◆ PROBLEM ◆
Determine the number of lines in the following entries that hold the word "Highest". Give only that number.

◆ SUPPLIED RECORDS ◆
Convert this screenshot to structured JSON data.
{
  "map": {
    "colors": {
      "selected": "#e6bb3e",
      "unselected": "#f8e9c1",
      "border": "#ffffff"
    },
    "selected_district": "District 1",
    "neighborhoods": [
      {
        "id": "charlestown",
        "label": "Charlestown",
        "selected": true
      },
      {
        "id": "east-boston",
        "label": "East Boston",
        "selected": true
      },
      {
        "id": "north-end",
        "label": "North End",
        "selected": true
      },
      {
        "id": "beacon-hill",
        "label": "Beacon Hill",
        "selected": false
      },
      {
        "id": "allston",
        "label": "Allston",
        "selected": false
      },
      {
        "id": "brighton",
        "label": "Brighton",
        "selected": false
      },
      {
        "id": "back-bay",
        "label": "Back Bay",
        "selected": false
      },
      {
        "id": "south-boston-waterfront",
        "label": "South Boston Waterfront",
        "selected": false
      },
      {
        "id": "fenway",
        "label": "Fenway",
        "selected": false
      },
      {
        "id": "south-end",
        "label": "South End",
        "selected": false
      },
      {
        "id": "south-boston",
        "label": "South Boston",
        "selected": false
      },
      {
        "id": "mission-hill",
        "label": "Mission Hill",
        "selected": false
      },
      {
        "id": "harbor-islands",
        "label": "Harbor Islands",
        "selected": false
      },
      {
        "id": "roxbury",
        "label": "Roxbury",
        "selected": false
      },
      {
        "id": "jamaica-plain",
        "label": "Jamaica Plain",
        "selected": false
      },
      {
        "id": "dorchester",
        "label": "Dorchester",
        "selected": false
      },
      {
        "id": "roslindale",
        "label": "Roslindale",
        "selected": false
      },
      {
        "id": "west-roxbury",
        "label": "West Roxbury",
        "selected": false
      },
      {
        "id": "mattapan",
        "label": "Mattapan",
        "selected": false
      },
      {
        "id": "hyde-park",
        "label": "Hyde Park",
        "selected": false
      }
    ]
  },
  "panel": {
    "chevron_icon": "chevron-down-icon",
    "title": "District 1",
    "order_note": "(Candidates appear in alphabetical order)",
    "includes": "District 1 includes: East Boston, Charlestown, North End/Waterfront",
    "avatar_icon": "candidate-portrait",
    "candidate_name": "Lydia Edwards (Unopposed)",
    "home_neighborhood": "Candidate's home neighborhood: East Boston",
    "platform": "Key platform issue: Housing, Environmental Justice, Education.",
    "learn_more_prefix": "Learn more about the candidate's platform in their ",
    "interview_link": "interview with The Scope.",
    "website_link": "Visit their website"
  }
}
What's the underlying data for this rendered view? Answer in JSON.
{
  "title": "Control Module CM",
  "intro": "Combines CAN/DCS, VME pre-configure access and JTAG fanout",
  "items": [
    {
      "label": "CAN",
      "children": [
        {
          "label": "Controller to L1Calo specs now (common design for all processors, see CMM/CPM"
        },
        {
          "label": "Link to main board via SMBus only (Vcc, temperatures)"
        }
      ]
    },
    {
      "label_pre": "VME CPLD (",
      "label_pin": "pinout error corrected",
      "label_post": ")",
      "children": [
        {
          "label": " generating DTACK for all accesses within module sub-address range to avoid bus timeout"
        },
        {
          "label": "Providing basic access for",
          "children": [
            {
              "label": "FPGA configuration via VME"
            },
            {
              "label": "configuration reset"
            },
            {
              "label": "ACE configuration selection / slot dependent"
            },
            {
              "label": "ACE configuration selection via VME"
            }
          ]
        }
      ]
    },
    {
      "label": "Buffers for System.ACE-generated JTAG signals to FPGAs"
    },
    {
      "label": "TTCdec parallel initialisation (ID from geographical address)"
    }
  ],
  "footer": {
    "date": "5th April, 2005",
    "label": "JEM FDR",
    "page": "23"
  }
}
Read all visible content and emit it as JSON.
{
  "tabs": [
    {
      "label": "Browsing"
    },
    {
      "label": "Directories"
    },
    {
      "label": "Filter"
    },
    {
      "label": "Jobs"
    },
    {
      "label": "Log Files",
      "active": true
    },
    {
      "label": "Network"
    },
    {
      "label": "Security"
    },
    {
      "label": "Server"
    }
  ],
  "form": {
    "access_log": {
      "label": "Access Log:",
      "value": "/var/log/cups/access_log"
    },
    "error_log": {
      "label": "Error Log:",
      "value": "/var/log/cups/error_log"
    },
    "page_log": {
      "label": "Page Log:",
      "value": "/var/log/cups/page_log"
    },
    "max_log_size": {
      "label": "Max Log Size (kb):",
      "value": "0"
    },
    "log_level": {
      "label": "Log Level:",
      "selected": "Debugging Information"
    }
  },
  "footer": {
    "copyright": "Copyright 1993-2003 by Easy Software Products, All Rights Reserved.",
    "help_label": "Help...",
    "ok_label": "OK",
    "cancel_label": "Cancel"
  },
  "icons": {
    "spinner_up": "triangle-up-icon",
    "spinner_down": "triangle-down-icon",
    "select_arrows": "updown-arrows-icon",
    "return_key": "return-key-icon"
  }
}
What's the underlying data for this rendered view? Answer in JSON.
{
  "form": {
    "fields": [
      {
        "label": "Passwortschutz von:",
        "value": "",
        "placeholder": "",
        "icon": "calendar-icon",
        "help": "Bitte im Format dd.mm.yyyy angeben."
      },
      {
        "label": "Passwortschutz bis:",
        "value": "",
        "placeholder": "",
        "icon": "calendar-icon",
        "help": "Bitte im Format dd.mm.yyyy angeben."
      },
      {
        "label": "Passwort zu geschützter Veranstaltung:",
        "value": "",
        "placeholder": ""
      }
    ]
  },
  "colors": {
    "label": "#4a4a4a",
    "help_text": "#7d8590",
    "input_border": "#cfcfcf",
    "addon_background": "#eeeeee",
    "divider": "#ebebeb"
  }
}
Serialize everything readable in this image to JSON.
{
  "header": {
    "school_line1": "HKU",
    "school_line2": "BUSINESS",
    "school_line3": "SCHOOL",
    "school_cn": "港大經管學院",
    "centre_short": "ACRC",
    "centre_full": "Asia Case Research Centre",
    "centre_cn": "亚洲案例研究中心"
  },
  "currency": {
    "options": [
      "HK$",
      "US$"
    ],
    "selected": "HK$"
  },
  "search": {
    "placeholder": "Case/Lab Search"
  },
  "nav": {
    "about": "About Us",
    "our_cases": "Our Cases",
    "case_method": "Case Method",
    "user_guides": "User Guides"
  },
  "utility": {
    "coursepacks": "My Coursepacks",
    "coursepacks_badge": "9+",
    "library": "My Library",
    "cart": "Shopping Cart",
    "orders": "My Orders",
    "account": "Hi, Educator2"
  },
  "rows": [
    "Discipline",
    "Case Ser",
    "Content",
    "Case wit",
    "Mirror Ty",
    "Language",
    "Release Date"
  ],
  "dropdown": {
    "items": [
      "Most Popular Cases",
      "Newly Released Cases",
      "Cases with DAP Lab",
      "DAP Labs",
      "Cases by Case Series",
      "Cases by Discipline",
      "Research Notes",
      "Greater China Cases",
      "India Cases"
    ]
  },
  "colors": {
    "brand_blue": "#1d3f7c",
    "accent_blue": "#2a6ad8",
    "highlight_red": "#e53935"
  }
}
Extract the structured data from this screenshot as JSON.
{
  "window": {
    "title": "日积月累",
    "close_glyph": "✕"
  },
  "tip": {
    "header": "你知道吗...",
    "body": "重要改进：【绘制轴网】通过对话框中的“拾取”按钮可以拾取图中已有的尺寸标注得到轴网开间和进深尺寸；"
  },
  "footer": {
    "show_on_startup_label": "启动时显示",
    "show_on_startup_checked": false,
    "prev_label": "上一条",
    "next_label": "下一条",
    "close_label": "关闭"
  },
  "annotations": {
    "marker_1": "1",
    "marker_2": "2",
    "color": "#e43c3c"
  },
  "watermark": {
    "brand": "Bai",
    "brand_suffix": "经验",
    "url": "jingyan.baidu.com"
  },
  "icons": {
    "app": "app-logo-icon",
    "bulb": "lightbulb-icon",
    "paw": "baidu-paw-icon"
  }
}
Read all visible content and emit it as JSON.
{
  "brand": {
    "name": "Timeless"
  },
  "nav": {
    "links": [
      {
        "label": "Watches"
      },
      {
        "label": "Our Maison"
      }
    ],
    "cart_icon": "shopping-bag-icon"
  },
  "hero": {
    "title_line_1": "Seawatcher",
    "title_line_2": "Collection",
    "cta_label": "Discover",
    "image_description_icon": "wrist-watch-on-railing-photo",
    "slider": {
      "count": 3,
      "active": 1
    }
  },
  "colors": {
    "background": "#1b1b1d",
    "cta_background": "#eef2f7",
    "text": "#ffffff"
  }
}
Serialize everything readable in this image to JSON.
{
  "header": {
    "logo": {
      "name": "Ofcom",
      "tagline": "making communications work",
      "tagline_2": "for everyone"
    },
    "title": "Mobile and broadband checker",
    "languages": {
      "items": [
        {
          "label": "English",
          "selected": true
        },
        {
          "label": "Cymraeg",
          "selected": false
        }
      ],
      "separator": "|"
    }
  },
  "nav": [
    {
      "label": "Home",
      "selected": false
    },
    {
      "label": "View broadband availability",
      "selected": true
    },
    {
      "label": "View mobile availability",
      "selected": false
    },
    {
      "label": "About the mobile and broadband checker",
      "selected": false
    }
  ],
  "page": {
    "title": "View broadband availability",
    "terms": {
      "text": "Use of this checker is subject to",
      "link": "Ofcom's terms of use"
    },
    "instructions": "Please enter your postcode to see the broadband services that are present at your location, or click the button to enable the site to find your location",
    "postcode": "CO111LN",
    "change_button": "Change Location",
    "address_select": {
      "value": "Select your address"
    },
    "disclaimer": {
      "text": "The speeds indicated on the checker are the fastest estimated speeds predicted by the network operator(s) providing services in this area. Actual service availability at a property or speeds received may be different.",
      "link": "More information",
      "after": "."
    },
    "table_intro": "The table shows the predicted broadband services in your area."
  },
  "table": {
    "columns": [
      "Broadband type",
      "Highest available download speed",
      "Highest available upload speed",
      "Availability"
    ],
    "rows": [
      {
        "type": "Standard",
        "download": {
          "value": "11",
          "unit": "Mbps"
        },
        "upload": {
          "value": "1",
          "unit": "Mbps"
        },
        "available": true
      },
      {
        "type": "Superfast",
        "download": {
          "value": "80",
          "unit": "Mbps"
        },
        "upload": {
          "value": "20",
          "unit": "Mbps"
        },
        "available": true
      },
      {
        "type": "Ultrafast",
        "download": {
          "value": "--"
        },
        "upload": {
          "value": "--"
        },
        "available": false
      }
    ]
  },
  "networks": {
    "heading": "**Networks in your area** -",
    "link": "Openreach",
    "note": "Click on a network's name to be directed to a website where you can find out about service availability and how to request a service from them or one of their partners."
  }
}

◆ TASK ANSWER ◆
2